▸ **EXERCISE DESCRIPTION**:
Copy each line below in which the string "true" occurs.

##### RECORDED INFORMATION #####

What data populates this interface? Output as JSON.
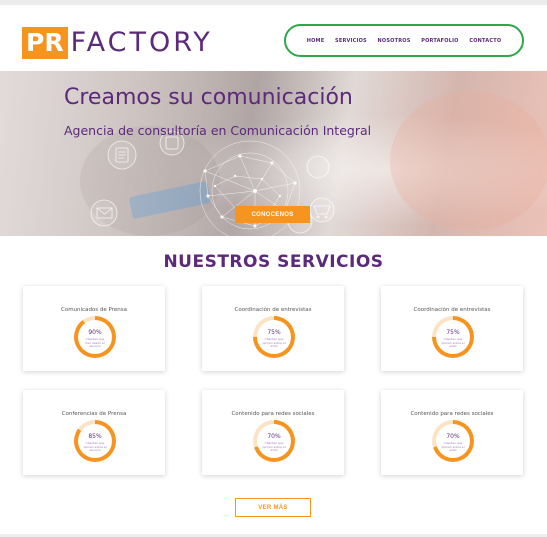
{
  "brand": {
    "logo_pr": "PR",
    "logo_factory": "FACTORY"
  },
  "nav": {
    "items": [
      {
        "label": "HOME"
      },
      {
        "label": "SERVICIOS"
      },
      {
        "label": "NOSOTROS"
      },
      {
        "label": "PORTAFOLIO"
      },
      {
        "label": "CONTACTO"
      }
    ]
  },
  "hero": {
    "title": "Creamos su comunicación",
    "subtitle": "Agencia de consultoría en Comunicación Integral",
    "button_label": "CONOCENOS"
  },
  "services": {
    "title": "NUESTROS SERVICIOS",
    "cards": [
      {
        "title": "Comunicados de Prensa",
        "percent": 90,
        "percent_label": "90%",
        "caption": "Clientes que han usado el servicio"
      },
      {
        "title": "Coordinación de entrevistas",
        "percent": 75,
        "percent_label": "75%",
        "caption": "Clientes que opinan sobre el éxito"
      },
      {
        "title": "Coordinación de entrevistas",
        "percent": 75,
        "percent_label": "75%",
        "caption": "Clientes que opinan sobre el éxito"
      },
      {
        "title": "Conferencias de Prensa",
        "percent": 85,
        "percent_label": "85%",
        "caption": "Clientes que opinan sobre el servicio"
      },
      {
        "title": "Contenido para redes sociales",
        "percent": 70,
        "percent_label": "70%",
        "caption": "Clientes que opinan sobre el éxito"
      },
      {
        "title": "Contenido para redes sociales",
        "percent": 70,
        "percent_label": "70%",
        "caption": "Clientes que opinan sobre el éxito"
      }
    ],
    "more_label": "VER MÁS"
  },
  "colors": {
    "brand_orange": "#f7941d",
    "brand_purple": "#5b2a78",
    "nav_border": "#2ca84a",
    "ring_track": "#fde3c4"
  }
}
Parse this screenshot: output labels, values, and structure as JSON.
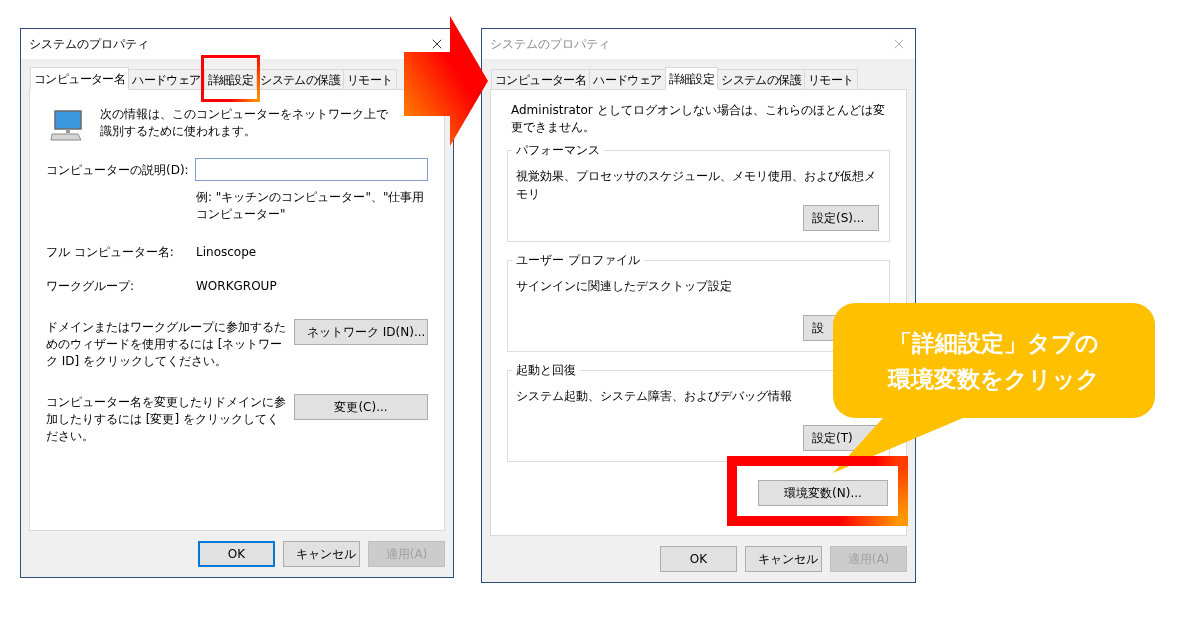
{
  "dialogs": [
    {
      "kind": "computer_name",
      "title": "システムのプロパティ",
      "active": true,
      "tabs": [
        {
          "label": "コンピューター名",
          "selected": true,
          "highlighted": false
        },
        {
          "label": "ハードウェア",
          "selected": false,
          "highlighted": false
        },
        {
          "label": "詳細設定",
          "selected": false,
          "highlighted": true
        },
        {
          "label": "システムの保護",
          "selected": false,
          "highlighted": false
        },
        {
          "label": "リモート",
          "selected": false,
          "highlighted": false
        }
      ],
      "intro": "次の情報は、このコンピューターをネットワーク上で識別するために使われます。",
      "description_label": "コンピューターの説明(D):",
      "example": "例: \"キッチンのコンピューター\"、\"仕事用コンピューター\"",
      "fields": [
        {
          "label": "フル コンピューター名:",
          "value": "Linoscope"
        },
        {
          "label": "ワークグループ:",
          "value": "WORKGROUP"
        }
      ],
      "actions": [
        {
          "text": "ドメインまたはワークグループに参加するためのウィザードを使用するには [ネットワーク ID] をクリックしてください。",
          "button": "ネットワーク ID(N)..."
        },
        {
          "text": "コンピューター名を変更したりドメインに参加したりするには [変更] をクリックしてください。",
          "button": "変更(C)..."
        }
      ],
      "buttons": [
        {
          "label": "OK",
          "focused": true,
          "disabled": false
        },
        {
          "label": "キャンセル",
          "focused": false,
          "disabled": false
        },
        {
          "label": "適用(A)",
          "focused": false,
          "disabled": true
        }
      ]
    },
    {
      "kind": "advanced",
      "title": "システムのプロパティ",
      "active": false,
      "tabs": [
        {
          "label": "コンピューター名",
          "selected": false,
          "highlighted": false
        },
        {
          "label": "ハードウェア",
          "selected": false,
          "highlighted": false
        },
        {
          "label": "詳細設定",
          "selected": true,
          "highlighted": false
        },
        {
          "label": "システムの保護",
          "selected": false,
          "highlighted": false
        },
        {
          "label": "リモート",
          "selected": false,
          "highlighted": false
        }
      ],
      "note": "Administrator としてログオンしない場合は、これらのほとんどは変更できません。",
      "groups": [
        {
          "title": "パフォーマンス",
          "description": "視覚効果、プロセッサのスケジュール、メモリ使用、および仮想メモリ",
          "button": "設定(S)..."
        },
        {
          "title": "ユーザー プロファイル",
          "description": "サインインに関連したデスクトップ設定",
          "button": "設"
        },
        {
          "title": "起動と回復",
          "description": "システム起動、システム障害、およびデバッグ情報",
          "button": "設定(T)"
        }
      ],
      "env_button": {
        "label": "環境変数(N)...",
        "highlighted": true
      },
      "buttons": [
        {
          "label": "OK",
          "focused": false,
          "disabled": false
        },
        {
          "label": "キャンセル",
          "focused": false,
          "disabled": false
        },
        {
          "label": "適用(A)",
          "focused": false,
          "disabled": true
        }
      ]
    }
  ],
  "callout": {
    "lines": [
      "「詳細設定」タブの",
      "環境変数をクリック"
    ]
  }
}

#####

▸ **WRITTEN ANSWER**:
      "active": true,
          "selected": true,
          "highlighted": true
          "focused": true,
          "disabled": true
          "selected": true,
        "highlighted": true
          "disabled": true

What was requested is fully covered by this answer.